Terms in this set (29)
A process that separates the substances in a solution based on their boiling points
A type of separation technique used to recover a single solute and a single solvent from a solution; the solution is heated until the solvent becomes a gas and the cooled until it becomes a liquid; the solute is left behind.
In a pot still, the arm running from the head of the still to the condenser
grain neutral spirit
barrel aging warehouse
Protective packaging materials placed around cargo to prevent shifting or damage while in transit.
a hole in a barrel or cask
Scottish Whiskey Regions
Islay, Speyside, Highlands, Lowlands
half vermouth and half whiskey, dash of orange bitters
Bourbon, Angostura Bitters, Brown Sugar Cube, Dash of Soda Water
1oz Whiskey fill with sour mix
Irish Whiskey, Brown Sugar, Hot Coffee, Heavy Cream
Absinthe, Rye Whiskey and Peychuad's Bitters. New Orleans is the home of this classic drink.
Bourbon Whiskey, Mint Leaves, Simple Syrup
A large structure of the hindbrain that controls fine motor skills.
A neural center located in the limbic system that helps process explicit memories for storage.
Is the cerebrum's outer layer of nerve cell bodies which look like "gray matter" because it lacks myelin
A region of the cerebral cortex that has specialized areas for movement, abstract thinking, planning, memory, and judgement
A social movement, born in the 19th century, to reduce the consumption of alcohol in America. This movement was popular among women, who had to face their husbands and fathers "drinking away" the family savings, and dealt with alcohol related problems such as job loss, violence, and domestic abuse
Temperance movement which involved relying on each other, sharing alcoholic experiences and relying upon divine help, to help keep each other sober. Total abstinence from alcohol was their goal. The group taught sobriety and preceded Alcoholics Anonymous by 100 years.

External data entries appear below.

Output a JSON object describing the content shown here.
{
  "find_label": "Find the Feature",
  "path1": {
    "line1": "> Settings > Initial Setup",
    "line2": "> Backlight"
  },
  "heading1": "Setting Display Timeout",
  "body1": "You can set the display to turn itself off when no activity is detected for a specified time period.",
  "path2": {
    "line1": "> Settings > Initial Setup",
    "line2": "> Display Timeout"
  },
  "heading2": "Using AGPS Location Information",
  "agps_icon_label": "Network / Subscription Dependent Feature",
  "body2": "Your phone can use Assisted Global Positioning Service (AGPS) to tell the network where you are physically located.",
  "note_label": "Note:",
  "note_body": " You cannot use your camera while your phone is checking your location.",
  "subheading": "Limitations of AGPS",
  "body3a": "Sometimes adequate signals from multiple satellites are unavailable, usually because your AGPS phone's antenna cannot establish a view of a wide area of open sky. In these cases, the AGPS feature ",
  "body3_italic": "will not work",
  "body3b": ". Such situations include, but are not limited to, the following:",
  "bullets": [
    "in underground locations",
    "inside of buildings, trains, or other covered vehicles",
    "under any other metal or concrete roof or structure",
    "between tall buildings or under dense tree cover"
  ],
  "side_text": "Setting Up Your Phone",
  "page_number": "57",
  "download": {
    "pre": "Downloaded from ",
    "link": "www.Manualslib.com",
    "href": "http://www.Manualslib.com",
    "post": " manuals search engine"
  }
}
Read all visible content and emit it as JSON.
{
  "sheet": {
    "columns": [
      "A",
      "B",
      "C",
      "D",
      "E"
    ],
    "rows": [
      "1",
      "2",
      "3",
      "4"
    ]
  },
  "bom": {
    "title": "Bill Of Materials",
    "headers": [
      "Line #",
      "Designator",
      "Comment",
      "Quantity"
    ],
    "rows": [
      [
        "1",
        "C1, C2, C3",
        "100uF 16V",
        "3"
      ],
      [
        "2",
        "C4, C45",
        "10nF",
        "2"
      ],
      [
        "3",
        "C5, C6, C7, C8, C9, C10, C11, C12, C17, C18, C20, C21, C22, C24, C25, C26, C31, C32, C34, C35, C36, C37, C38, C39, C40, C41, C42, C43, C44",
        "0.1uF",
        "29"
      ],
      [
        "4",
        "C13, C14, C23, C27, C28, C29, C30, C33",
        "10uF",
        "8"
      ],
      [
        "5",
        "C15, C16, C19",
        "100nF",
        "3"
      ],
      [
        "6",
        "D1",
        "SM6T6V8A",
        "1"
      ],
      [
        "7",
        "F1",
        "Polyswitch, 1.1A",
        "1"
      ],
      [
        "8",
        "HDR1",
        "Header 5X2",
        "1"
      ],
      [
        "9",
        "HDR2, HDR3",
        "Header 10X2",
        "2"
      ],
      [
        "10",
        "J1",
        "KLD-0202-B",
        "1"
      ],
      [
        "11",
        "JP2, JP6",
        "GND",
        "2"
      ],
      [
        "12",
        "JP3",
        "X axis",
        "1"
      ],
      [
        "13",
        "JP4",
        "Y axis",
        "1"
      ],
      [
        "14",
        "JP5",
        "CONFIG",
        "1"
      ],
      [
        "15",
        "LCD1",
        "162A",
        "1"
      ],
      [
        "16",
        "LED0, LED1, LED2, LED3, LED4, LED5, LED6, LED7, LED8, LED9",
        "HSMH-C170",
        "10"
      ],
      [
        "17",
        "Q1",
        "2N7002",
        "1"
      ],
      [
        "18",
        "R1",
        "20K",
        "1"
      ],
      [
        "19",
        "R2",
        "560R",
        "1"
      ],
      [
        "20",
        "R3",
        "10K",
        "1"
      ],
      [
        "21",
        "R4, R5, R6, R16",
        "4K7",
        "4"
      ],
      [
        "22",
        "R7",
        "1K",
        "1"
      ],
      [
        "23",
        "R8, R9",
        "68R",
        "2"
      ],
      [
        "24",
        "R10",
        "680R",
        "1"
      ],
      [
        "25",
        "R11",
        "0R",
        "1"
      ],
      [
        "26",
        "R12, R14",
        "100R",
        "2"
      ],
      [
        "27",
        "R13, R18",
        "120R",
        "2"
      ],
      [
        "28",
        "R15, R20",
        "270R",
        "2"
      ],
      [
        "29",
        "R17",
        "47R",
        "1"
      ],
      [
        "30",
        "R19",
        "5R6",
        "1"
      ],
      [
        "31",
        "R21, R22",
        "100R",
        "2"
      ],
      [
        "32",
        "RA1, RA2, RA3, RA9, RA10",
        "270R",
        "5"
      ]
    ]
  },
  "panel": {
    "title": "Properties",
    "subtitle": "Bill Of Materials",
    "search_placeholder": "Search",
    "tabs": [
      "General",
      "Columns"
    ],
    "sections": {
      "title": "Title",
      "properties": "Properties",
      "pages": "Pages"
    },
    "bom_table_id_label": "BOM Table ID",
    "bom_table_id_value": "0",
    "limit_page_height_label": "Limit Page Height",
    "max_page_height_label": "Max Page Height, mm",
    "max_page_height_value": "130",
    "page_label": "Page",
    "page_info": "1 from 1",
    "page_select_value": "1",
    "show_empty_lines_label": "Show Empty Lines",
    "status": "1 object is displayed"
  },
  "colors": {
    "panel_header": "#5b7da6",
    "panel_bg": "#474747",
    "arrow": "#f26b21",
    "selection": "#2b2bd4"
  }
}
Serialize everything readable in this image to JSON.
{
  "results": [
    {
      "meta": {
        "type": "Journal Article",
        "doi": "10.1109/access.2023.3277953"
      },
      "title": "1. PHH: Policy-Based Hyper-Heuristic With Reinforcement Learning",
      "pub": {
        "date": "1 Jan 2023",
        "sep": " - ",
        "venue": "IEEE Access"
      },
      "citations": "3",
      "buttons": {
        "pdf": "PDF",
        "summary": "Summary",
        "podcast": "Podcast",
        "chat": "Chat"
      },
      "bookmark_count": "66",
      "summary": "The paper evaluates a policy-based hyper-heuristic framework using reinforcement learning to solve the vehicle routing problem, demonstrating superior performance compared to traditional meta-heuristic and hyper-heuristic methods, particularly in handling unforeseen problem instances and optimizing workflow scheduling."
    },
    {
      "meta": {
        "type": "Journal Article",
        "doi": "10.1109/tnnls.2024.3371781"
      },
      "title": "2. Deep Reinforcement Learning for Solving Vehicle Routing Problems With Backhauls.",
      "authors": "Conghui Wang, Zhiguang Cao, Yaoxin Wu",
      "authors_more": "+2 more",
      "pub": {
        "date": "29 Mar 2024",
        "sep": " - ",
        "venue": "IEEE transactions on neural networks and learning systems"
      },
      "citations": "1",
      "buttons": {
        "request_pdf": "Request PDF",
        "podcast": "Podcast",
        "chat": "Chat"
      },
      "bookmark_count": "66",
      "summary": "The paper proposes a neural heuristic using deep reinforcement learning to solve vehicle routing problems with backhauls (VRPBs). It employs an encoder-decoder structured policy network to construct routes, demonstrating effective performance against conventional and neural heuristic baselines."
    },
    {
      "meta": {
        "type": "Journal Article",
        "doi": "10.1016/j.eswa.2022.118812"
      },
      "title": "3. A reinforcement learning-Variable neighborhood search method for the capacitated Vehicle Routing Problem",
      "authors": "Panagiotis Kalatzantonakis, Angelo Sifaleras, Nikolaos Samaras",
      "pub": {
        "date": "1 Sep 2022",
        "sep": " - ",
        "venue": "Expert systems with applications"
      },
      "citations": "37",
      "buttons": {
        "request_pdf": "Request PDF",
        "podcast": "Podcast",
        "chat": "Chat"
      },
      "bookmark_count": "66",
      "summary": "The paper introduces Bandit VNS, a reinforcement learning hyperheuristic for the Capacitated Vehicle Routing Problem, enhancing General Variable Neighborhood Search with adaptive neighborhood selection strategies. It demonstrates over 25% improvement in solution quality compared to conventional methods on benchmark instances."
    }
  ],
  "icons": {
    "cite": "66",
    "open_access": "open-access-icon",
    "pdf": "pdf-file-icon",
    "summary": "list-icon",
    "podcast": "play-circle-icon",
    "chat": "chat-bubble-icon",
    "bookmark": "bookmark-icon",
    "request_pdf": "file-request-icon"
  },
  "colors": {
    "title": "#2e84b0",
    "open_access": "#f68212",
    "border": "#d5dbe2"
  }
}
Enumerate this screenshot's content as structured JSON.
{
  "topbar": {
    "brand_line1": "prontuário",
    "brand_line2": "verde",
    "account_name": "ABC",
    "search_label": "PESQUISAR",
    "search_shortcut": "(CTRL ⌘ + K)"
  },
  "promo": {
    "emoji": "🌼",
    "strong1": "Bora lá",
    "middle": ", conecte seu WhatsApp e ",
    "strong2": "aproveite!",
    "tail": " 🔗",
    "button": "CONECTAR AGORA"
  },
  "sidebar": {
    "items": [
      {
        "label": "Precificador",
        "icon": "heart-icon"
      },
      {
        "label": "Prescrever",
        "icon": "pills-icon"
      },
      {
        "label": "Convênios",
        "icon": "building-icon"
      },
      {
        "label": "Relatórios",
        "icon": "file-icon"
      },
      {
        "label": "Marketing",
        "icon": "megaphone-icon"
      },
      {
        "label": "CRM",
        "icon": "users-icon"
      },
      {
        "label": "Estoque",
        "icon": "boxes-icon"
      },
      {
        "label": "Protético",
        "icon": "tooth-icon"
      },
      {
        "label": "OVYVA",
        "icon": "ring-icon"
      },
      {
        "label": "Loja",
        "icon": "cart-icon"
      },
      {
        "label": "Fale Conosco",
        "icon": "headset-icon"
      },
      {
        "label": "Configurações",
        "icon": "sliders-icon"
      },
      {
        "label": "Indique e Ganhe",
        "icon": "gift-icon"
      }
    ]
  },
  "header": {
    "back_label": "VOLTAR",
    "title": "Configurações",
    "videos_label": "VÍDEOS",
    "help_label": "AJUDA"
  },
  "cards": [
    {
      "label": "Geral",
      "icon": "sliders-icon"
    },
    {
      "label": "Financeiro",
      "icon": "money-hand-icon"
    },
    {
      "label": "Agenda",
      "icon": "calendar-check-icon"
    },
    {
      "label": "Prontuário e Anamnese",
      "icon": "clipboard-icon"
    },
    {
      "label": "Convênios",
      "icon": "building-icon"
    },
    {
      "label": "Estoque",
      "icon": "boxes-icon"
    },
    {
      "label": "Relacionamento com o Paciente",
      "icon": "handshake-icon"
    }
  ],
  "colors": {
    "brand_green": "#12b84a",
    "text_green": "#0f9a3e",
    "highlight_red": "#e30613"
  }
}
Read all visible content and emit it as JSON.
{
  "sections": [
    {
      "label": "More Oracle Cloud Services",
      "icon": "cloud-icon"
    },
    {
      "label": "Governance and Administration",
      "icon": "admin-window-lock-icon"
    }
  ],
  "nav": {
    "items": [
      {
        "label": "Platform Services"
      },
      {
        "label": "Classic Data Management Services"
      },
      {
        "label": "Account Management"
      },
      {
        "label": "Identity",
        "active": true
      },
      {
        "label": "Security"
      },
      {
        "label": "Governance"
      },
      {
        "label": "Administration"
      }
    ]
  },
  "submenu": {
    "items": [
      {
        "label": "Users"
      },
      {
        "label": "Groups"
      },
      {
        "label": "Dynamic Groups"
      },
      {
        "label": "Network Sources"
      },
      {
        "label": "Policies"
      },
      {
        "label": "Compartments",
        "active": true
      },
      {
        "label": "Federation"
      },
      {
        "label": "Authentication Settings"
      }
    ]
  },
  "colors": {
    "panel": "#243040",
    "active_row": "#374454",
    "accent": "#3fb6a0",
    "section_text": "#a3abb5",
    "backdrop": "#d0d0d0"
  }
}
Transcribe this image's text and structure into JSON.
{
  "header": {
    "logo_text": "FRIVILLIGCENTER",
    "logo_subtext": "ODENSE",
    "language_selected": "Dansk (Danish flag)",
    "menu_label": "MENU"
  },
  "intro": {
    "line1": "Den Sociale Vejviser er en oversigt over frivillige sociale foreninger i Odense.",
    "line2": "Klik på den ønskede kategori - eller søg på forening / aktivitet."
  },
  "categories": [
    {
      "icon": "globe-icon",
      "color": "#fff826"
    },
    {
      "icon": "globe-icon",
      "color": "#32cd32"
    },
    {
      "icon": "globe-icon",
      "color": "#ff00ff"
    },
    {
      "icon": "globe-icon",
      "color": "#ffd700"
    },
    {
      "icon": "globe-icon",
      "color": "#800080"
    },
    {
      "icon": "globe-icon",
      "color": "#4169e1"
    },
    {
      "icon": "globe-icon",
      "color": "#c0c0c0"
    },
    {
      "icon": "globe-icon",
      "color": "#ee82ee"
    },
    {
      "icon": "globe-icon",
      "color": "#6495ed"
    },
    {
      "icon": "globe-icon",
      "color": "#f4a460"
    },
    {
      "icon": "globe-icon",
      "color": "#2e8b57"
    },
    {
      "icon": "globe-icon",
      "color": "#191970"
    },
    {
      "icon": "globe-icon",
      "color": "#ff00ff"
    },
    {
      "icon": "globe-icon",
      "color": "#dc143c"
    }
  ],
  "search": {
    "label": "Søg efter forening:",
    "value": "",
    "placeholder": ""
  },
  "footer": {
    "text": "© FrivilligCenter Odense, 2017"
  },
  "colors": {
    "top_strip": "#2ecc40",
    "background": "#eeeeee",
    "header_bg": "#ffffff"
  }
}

(GW) In 1794, farmers in Pennsylvania rebelled against Hamilton's excise tax on whiskey, and several federal officers were killed in the riots caused by their attempts to serve arrest warrants on the offenders. In October, 1794, the army, led by Washington, put down the rebellion. The incident showed that the new government under the Constitution could react swiftly and effectively to such a problem, in contrast to the inability of the government under the Articles of Confederation to deal with Shay's Rebellion.
begin leading groups of women into saloons where they sang hymns and prayed for the closure of the establishments.
Became leader of the WCTU. She worked to educate people about the evils of alcohol. She urged laws banning the sale of liquor. Also worked to outlaw saloons as step towards strengthening democracy.
(Women's Christian Temperance Union) group organized in 1874 that worked to ban the sale of liquor in the U.S.
Howard Hyde Russell
Howard Hyde Russell and other temperance reformers founded the Ohio Anti-Saloon League in 1893 at a meeting in Oberlin, Ohio, the site of Oberlin College. Oberlin residents and students were deeply involved in the major reform movements of the nineteenth century, especially abolition and prohibition.
leader of Anti-Saloon League; involved in drafting 18th amendment
1919, prohibited the non-medical sale of alcohol.
worked for the treasury department